The failure of Chevy's Vega was possibly not just due to its reputation for horrific durability, but also - with only two-door sedan, hatchback coupe, and wagon offerings - for its dearth of body style choice. Today's Nice Price or Crack Pipe Vegamino, with it's mid-mounted V8 fixes that problem, but is its price still full of fail?
Sorry about the image issues yesterday - for both those who initially couldn't see them, and then for those of you who eventually could. Maybe instead I should have linked to those nekkid pictures of Scar Jo that are floating around? Still, beauty is in the eye of the beholder, and once everyone was able to behold yesterday's dragon-sporting Bradley GT II, the consensus was that its $7,500 price tag was ugly- like 88% Crack Pipe ugly. Pretty eff'n ugly.
But enough of that, yesterday it was all about the dragons, today, it's the dragsters.
Vegas weren't ugly, in fact the mini-Camaro style of the first iteration contrasted significantly with the turtle-like looks of Ford's competing Pinto. Sadly, early Vega owners suffered far too many issues for the styling to overcome, and the car to this day maintains an unfortunate reputation.
And that's why it's okay to do whackadoodle stuff to them like turning a wagon into a long wheelbase mid-engine dragster mini El Camino.
This isn't this 1971 Vegamino's first taste of the Jalopnik commentariat - having been sent to that saucy minx, Murilee Martin by Junkman back in ‘07. It is however, its first appearance on NPOCP. Back then it was on eBay and as I'm too lazy to use the Internet Way-Back Machine to find the cache of the ad, I don't know what it went for.
From the looks of it however, there hasn't been much change since then, save for its number plates. The Vega still is a wagon converted into a open-bed El Camino and which has had its wheelbase extended to accommodate a bed-mounted 350-CID V8. Behind that is a 4-speed Saginaw (not the easily mistaken for a pharma brand name, Saginol of the original ad) and a Corvair final drive.
The conversion is said to have been accomplished by George Baldwin, and if he's half as good at car building as Alec Baldwin is at comedy, then this thing is gold. Added changes from stock are an SS badge in the cut bumper nose and some extra wheelbase to accomodate the bed-mounted SBC. Paint is guards red and is said to have minor chipping here and there.
Inside it's mostly stock Vega, aside from the steering wheel which has lost the lower arc of its rim - or perhaps this being a Vega, it has rusted off. There's also a slew of extra gauges mounted in the dash - and prove this car's age by not being stuck on the A-pillar.
The engine, as you can see, sits directly behind you, and potentially offers a reach-around in the form of gobs of torque. Visible out of the custom cab firewall is a mullet-sucking trumpet intake which sits atop what looks like a 4BBL double-pumper carb. On the other side of the heads, exhaust is handled by evil-looking headers, and the whole thing is a rolling Pick-A-Part as it sits in the elongated bed without so much as a protective coat of grease.

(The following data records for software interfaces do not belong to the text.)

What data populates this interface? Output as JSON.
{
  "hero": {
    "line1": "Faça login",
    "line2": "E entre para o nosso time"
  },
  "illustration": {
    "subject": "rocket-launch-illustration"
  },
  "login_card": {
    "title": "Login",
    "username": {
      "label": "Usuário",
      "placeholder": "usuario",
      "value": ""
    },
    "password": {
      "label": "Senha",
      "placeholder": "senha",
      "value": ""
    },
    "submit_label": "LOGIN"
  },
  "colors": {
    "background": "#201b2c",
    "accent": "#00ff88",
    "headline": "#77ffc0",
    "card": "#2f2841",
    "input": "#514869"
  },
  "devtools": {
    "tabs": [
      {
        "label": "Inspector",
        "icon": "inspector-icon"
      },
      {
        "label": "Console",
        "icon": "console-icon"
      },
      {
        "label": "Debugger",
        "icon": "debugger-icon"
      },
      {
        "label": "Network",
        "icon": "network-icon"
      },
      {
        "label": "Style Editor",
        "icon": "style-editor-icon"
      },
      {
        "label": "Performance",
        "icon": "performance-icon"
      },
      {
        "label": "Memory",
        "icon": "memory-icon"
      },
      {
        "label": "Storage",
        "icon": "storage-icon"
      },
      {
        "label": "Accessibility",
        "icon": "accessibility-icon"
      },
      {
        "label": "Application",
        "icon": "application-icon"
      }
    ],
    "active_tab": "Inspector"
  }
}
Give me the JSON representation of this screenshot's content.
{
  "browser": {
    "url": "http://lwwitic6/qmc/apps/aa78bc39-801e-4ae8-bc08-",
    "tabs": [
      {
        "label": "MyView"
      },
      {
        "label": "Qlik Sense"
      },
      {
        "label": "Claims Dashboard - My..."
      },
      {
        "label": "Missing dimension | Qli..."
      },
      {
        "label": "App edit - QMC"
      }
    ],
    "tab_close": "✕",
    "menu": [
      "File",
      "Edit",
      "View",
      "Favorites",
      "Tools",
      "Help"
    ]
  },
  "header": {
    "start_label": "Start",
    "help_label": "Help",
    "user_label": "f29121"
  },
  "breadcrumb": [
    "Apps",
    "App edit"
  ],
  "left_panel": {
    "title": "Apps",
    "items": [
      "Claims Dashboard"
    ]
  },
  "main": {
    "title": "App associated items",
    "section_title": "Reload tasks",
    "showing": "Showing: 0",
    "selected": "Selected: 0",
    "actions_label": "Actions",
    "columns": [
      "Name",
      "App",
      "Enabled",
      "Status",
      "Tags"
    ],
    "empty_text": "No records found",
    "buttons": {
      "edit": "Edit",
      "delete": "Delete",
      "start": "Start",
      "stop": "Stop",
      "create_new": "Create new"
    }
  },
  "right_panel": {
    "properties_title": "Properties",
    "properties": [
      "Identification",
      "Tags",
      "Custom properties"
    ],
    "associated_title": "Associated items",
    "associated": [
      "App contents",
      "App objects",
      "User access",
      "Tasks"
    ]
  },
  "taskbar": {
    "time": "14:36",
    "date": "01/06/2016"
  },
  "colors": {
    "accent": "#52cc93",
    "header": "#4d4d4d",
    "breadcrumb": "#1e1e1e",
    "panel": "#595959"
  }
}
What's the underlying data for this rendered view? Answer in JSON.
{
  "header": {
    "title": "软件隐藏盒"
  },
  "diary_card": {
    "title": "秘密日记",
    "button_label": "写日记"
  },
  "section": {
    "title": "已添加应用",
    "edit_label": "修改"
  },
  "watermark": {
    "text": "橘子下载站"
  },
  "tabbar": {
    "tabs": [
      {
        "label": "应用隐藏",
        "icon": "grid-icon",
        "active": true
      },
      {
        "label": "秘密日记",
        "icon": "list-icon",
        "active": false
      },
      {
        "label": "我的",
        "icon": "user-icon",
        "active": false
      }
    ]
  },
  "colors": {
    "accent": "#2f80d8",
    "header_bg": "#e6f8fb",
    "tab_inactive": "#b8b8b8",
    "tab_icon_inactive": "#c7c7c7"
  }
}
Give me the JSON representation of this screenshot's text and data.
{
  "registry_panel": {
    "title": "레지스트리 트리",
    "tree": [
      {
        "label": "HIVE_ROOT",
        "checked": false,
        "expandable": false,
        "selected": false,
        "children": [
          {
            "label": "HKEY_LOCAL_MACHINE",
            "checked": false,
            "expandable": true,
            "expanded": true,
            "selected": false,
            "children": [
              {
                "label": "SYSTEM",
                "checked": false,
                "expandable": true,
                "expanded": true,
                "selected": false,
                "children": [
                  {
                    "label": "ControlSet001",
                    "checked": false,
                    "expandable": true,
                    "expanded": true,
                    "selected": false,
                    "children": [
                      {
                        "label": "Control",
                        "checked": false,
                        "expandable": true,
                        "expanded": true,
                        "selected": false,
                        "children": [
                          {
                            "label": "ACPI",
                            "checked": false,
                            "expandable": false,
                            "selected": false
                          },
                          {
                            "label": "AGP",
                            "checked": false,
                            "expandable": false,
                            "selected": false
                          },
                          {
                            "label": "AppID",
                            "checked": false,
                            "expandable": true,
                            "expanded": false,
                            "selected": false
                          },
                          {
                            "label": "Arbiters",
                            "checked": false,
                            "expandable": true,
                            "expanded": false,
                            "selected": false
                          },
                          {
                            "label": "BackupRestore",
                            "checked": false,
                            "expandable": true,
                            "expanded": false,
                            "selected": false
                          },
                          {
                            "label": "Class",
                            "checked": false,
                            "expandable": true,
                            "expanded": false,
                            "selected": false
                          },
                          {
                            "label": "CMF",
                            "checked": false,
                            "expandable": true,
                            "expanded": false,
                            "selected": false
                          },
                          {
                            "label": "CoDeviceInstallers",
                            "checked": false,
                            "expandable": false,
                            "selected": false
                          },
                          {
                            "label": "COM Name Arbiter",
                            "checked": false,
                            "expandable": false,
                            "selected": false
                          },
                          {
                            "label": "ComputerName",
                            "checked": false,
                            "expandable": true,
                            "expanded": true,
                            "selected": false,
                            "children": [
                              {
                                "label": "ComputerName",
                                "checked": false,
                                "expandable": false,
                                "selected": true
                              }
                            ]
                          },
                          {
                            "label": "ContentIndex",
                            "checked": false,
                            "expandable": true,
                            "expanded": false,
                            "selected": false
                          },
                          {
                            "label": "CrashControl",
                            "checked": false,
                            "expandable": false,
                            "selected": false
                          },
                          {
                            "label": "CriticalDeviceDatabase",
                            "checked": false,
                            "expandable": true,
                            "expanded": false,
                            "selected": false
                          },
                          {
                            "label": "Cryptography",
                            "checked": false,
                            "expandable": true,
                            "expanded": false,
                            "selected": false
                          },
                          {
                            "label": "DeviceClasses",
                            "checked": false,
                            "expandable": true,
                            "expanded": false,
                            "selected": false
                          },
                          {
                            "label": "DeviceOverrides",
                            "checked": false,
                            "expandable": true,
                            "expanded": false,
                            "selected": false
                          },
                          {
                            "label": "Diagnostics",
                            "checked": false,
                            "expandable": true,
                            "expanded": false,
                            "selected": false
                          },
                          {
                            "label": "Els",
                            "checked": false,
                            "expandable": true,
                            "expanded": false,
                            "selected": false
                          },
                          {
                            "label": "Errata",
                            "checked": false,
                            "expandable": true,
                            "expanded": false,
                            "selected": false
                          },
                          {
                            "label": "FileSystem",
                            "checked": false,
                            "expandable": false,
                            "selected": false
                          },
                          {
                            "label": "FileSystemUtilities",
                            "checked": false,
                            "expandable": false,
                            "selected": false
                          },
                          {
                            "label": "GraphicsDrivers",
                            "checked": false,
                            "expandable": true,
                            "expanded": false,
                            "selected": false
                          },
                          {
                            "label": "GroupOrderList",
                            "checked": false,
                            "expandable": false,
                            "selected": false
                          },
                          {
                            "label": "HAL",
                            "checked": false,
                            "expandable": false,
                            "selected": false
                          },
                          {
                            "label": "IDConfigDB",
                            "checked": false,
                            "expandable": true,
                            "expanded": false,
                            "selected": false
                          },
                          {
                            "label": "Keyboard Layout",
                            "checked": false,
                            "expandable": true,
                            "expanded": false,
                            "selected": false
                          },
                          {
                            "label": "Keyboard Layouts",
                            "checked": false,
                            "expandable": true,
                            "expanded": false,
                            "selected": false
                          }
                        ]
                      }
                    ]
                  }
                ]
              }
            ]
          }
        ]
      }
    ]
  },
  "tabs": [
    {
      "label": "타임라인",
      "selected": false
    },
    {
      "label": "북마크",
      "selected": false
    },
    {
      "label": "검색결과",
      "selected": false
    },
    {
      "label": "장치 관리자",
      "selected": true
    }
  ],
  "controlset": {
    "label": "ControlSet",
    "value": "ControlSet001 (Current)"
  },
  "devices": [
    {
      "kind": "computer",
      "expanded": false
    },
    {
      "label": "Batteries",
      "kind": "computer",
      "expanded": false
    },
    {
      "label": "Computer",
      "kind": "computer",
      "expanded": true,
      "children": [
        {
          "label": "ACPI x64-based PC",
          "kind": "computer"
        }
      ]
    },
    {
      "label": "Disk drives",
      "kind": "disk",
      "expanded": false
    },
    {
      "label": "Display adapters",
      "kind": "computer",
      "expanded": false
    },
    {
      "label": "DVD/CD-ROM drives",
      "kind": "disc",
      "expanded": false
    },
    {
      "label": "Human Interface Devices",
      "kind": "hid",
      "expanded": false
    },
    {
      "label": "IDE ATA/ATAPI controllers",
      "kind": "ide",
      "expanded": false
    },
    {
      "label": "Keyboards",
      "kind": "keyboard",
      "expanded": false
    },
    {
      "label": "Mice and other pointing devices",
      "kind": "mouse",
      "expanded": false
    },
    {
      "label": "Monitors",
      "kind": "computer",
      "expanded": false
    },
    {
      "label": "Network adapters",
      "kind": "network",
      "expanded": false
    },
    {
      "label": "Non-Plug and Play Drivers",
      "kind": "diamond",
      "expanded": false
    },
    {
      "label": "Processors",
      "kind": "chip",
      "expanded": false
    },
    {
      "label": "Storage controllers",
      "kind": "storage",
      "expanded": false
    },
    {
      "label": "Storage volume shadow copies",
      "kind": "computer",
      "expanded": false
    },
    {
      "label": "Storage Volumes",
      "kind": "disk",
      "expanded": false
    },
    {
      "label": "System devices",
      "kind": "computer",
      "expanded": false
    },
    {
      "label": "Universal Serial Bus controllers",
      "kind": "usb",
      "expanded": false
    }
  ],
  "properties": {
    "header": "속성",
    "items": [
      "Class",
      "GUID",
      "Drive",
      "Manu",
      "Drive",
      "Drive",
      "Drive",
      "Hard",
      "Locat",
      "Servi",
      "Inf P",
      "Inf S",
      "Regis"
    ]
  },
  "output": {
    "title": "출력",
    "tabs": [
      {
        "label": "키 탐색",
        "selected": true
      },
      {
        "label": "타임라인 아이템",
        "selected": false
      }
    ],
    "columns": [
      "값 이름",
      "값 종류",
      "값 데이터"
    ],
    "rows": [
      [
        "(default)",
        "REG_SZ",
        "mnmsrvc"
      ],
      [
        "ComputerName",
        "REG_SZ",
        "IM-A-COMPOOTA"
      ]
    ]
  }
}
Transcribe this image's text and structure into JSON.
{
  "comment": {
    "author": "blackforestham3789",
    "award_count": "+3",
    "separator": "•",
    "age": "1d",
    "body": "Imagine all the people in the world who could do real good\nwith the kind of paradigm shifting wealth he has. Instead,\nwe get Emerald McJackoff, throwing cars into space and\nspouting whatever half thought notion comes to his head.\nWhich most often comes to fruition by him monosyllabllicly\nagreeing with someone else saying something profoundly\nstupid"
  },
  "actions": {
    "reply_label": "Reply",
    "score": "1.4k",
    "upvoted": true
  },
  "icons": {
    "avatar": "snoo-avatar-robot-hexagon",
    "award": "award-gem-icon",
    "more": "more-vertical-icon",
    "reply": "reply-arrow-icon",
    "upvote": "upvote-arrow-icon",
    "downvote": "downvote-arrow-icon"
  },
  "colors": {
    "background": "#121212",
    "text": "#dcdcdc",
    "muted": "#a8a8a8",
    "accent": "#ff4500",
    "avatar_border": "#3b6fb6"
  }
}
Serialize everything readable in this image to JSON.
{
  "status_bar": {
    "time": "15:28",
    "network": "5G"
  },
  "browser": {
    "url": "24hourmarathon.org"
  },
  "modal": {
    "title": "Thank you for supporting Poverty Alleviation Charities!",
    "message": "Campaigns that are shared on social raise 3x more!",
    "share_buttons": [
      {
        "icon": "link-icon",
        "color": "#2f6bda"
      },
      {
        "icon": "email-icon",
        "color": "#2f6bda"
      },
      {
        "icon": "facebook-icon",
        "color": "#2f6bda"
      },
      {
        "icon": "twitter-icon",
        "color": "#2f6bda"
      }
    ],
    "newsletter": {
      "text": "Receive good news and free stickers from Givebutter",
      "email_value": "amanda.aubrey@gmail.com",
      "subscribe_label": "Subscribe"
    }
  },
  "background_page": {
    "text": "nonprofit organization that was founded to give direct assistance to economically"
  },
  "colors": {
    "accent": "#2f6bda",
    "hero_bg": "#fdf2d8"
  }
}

Up front, the original aluminum 2.3 is thankfully no longer home, giving the car a lockable storage compartment in its place, making for the perfect family grocery getter. As I noted, this Vegamino has been around for about as long as George Lucas' urge to screw up Star Wars, although this transmorphigation isn't hair-rippingly annoying in the least. In fact, it's kinda' cool.
But what about that $16,500 price? Sure, the seller appears to be willing to trade the car for damn near anything short of a Whopper and fries, but of course that's not how we roll. We're all about the cash, and whether or not this dragster's worth $16,500 of it. What do you think, does this mid-engine Vegaminio's price make it something worth getting in bed with? Or, is that vulgermino?
H/T for the hookup, and welcome to Jones_JT! Pics via Carpictures.com
Help me out with NPOCP. Click here to send a me a tip, and remember to include your commenter handle.